Segment Start: Dataset records

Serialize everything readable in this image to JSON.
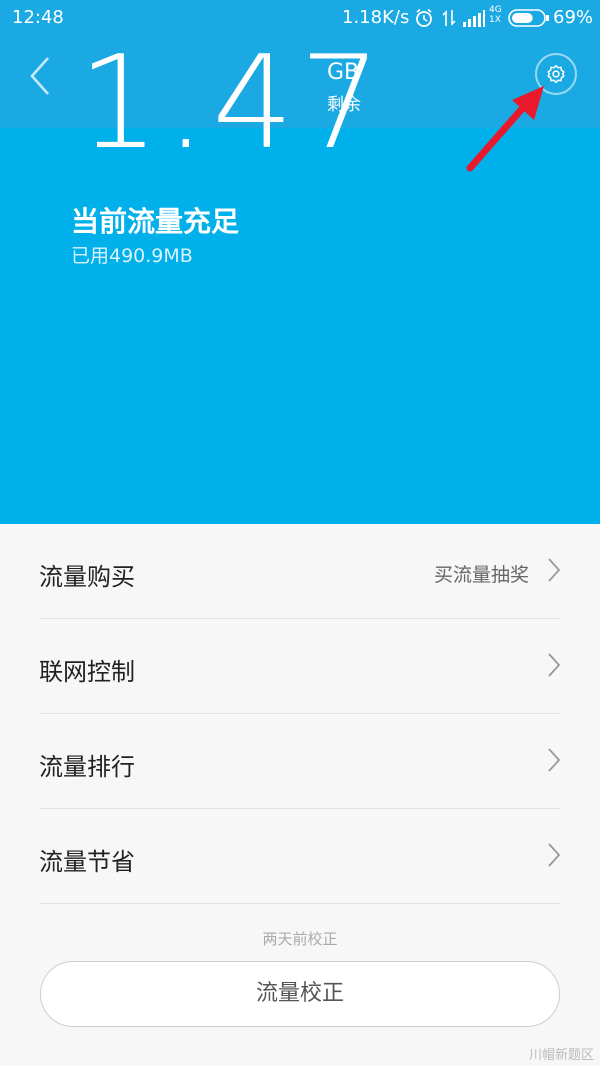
{
  "status_bar": {
    "time": "12:48",
    "net_speed": "1.18K/s",
    "battery_percent": "69%",
    "battery_level": 0.69,
    "icons": [
      "alarm-icon",
      "data-arrows-icon",
      "signal-icon",
      "4g-icon",
      "battery-icon"
    ],
    "network_type": "4G",
    "network_sub": "1X"
  },
  "header": {
    "remaining_value": "1.47",
    "remaining_unit": "GB",
    "remaining_label": "剩余",
    "status_title": "当前流量充足",
    "used_text": "已用490.9MB"
  },
  "menu": {
    "items": [
      {
        "label": "流量购买",
        "hint": "买流量抽奖"
      },
      {
        "label": "联网控制",
        "hint": ""
      },
      {
        "label": "流量排行",
        "hint": ""
      },
      {
        "label": "流量节省",
        "hint": ""
      }
    ]
  },
  "calibration": {
    "note": "两天前校正",
    "button_label": "流量校正"
  },
  "watermark": "川帽新题区",
  "colors": {
    "hero_bg": "#00b0ea",
    "hero_top": "#1ba9e4",
    "arrow": "#e8192c",
    "page_bg": "#f7f7f7"
  }
}
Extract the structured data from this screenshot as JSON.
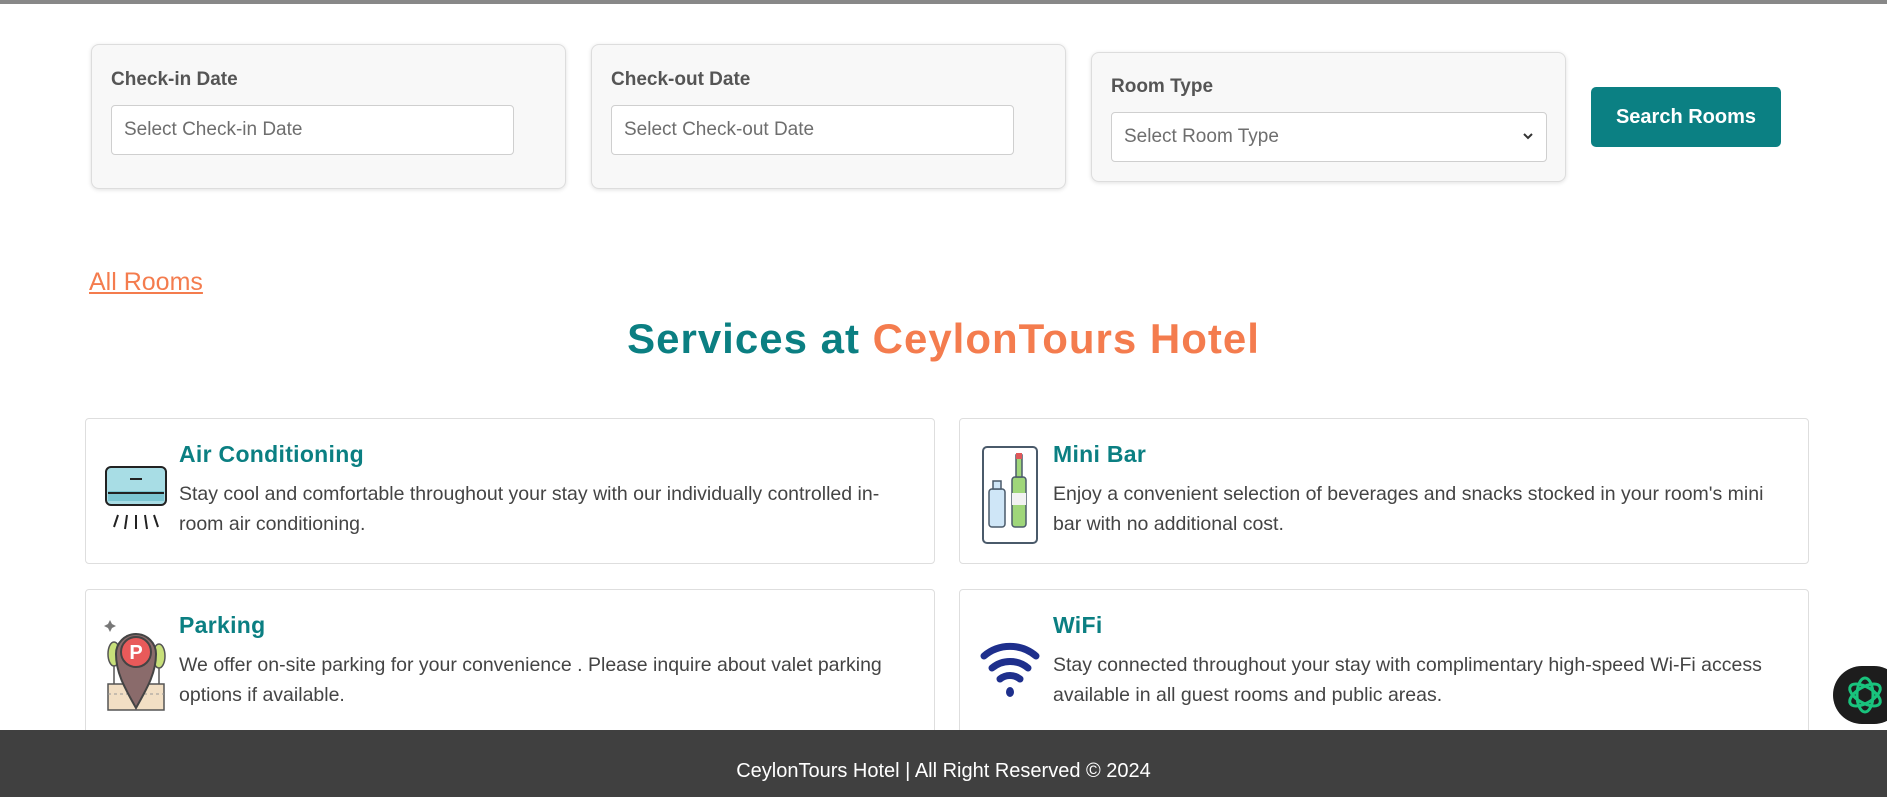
{
  "search": {
    "checkin_label": "Check-in Date",
    "checkin_placeholder": "Select Check-in Date",
    "checkout_label": "Check-out Date",
    "checkout_placeholder": "Select Check-out Date",
    "roomtype_label": "Room Type",
    "roomtype_selected": "Select Room Type",
    "button_label": "Search Rooms"
  },
  "links": {
    "all_rooms": "All Rooms"
  },
  "services": {
    "heading_part1": "Services at ",
    "heading_part2": "CeylonTours Hotel",
    "items": [
      {
        "title": "Air Conditioning",
        "description": "Stay cool and comfortable throughout your stay with our individually controlled in-room air conditioning.",
        "icon": "air-conditioner-icon"
      },
      {
        "title": "Mini Bar",
        "description": "Enjoy a convenient selection of beverages and snacks stocked in your room's mini bar with no additional cost.",
        "icon": "mini-bar-icon"
      },
      {
        "title": "Parking",
        "description": "We offer on-site parking for your convenience . Please inquire about valet parking options if available.",
        "icon": "parking-icon"
      },
      {
        "title": "WiFi",
        "description": "Stay connected throughout your stay with complimentary high-speed Wi-Fi access available in all guest rooms and public areas.",
        "icon": "wifi-icon"
      }
    ]
  },
  "footer": {
    "text": "CeylonTours Hotel | All Right Reserved © 2024"
  },
  "colors": {
    "accent_teal": "#0b7f82",
    "accent_orange": "#f47c4e",
    "footer_bg": "#404040"
  }
}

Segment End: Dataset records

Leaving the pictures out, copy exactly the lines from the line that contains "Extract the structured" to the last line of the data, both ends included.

Extract the structured data from this screenshot as JSON.
{
  "search": {
    "checkin_label": "Check-in Date",
    "checkin_placeholder": "Select Check-in Date",
    "checkout_label": "Check-out Date",
    "checkout_placeholder": "Select Check-out Date",
    "roomtype_label": "Room Type",
    "roomtype_selected": "Select Room Type",
    "button_label": "Search Rooms"
  },
  "links": {
    "all_rooms": "All Rooms"
  },
  "services": {
    "heading_part1": "Services at ",
    "heading_part2": "CeylonTours Hotel",
    "items": [
      {
        "title": "Air Conditioning",
        "description": "Stay cool and comfortable throughout your stay with our individually controlled in-room air conditioning.",
        "icon": "air-conditioner-icon"
      },
      {
        "title": "Mini Bar",
        "description": "Enjoy a convenient selection of beverages and snacks stocked in your room's mini bar with no additional cost.",
        "icon": "mini-bar-icon"
      },
      {
        "title": "Parking",
        "description": "We offer on-site parking for your convenience . Please inquire about valet parking options if available.",
        "icon": "parking-icon"
      },
      {
        "title": "WiFi",
        "description": "Stay connected throughout your stay with complimentary high-speed Wi-Fi access available in all guest rooms and public areas.",
        "icon": "wifi-icon"
      }
    ]
  },
  "footer": {
    "text": "CeylonTours Hotel | All Right Reserved © 2024"
  },
  "colors": {
    "accent_teal": "#0b7f82",
    "accent_orange": "#f47c4e",
    "footer_bg": "#404040"
  }
}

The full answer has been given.